If you happen to live in one of the regions of the United States where Knight Ridder owns a newspaper, you're in luck. You'll never run out of local Knight Ridder-owned Web sites to peruse.
In the San Francisco Bay Area, for example, you can read SiliconValley.com for news from the technology and business sections of the San Jose Mercury News or you can go straight to the Mercury Center and get the whole newspaper. Or you could check out Hotcoco.com, the online home of the Contra Costa Times. Plus BayArea.com, which launched Wednesday and covers all of the above plus the San Francisco area, with local business directories, free e-mail addresses and e-commerce as a bonus.
You can also visit JustGo Bay Area, which contains entertainment listings and dining guides for those same regions. And to top it all off, you can check out the Digital City network (which is not owned by Knight Ridder) and read Knight Ridder content which has been licensed to this competing network of local sites. When you multiply this kind of URL frenzy across the Kinght Ridder markets you end up with 45 separate Knight Ridder-owned Web sites.
Confused yet? Knight Ridder has long had a labyrinthine set of Web sites and networks, that seems to keep growing -- and getting messier.

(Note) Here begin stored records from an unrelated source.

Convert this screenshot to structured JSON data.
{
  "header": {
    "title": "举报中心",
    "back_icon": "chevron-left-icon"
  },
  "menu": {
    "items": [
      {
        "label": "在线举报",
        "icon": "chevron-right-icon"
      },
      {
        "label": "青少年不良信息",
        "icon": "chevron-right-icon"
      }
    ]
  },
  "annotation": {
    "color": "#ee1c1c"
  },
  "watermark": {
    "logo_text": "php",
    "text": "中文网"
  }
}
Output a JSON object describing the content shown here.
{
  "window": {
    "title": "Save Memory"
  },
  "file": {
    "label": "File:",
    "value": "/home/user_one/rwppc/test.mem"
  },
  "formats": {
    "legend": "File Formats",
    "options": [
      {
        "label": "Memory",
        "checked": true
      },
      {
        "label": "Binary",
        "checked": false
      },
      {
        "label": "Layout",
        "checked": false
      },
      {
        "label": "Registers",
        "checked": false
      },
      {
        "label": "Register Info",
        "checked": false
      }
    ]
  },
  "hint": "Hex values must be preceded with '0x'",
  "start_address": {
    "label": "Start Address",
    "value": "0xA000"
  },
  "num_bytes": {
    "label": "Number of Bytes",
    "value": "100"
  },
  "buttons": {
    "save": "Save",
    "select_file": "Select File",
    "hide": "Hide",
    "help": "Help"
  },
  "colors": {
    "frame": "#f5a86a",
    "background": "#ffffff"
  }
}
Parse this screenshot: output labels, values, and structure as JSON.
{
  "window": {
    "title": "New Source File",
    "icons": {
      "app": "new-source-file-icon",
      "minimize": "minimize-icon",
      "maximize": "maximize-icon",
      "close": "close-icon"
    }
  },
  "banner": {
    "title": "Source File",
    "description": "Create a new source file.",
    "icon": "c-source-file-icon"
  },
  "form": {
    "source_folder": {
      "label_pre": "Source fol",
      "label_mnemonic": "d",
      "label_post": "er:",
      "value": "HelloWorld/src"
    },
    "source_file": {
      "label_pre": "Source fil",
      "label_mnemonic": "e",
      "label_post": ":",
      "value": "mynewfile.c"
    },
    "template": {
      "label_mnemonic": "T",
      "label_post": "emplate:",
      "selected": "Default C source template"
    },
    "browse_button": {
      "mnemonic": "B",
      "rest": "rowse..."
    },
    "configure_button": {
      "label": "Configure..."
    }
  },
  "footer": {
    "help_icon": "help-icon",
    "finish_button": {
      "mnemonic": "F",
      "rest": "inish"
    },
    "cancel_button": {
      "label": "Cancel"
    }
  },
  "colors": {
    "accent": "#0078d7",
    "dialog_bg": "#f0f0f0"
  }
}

Knight Ridder launched its Net presence early on with online versions of many of its 31 newspapers. Then, in 1997, Knight Ridder invested in Zip2 -- a technology company creating local guides -- and launched the JustGo network, a series of arts and entertainment guides for those 31 newspapers. This week, News.com says Knight Ridder will announce yet another network of "regional portals," as part of the RealCities umbrella site, where dozens of other Knight Ridder Web sites live. The new Realcities will include four new city guides: BayArea.com, Miami.com, Broward.com, TwinCities.com.
Never mind that the online city guide market is currently suffering a major glut of competitors, or that many ambitious local portal projects are already failing. Knight Ridder's early partner, Zip2, attempted a merger with CitySearch, called it off, and was recently bought out by Compaq; Microsoft's suffering Sidewalk network, hemorrhaging money, was sold to CitySearch instead. Even guides with brand names like New York Today, produced by the Gray Lady, have failed to send off fireworks. Nevertheless, Knight Ridder is clearly enthusiastic about the future of local city guides. Who needs just one portal when you can have 10 or 20 or 31?
The RealCities relaunch comes as Knight Ridder's corporate officers settle into the Bay Area (after headquarters moved from Miami), and as Knight Ridder New Media ushers in a new president. Perhaps once Knight Ridder is firmly ensconced in Silicon Valley, someone will advise the company of the benefits of streamlining.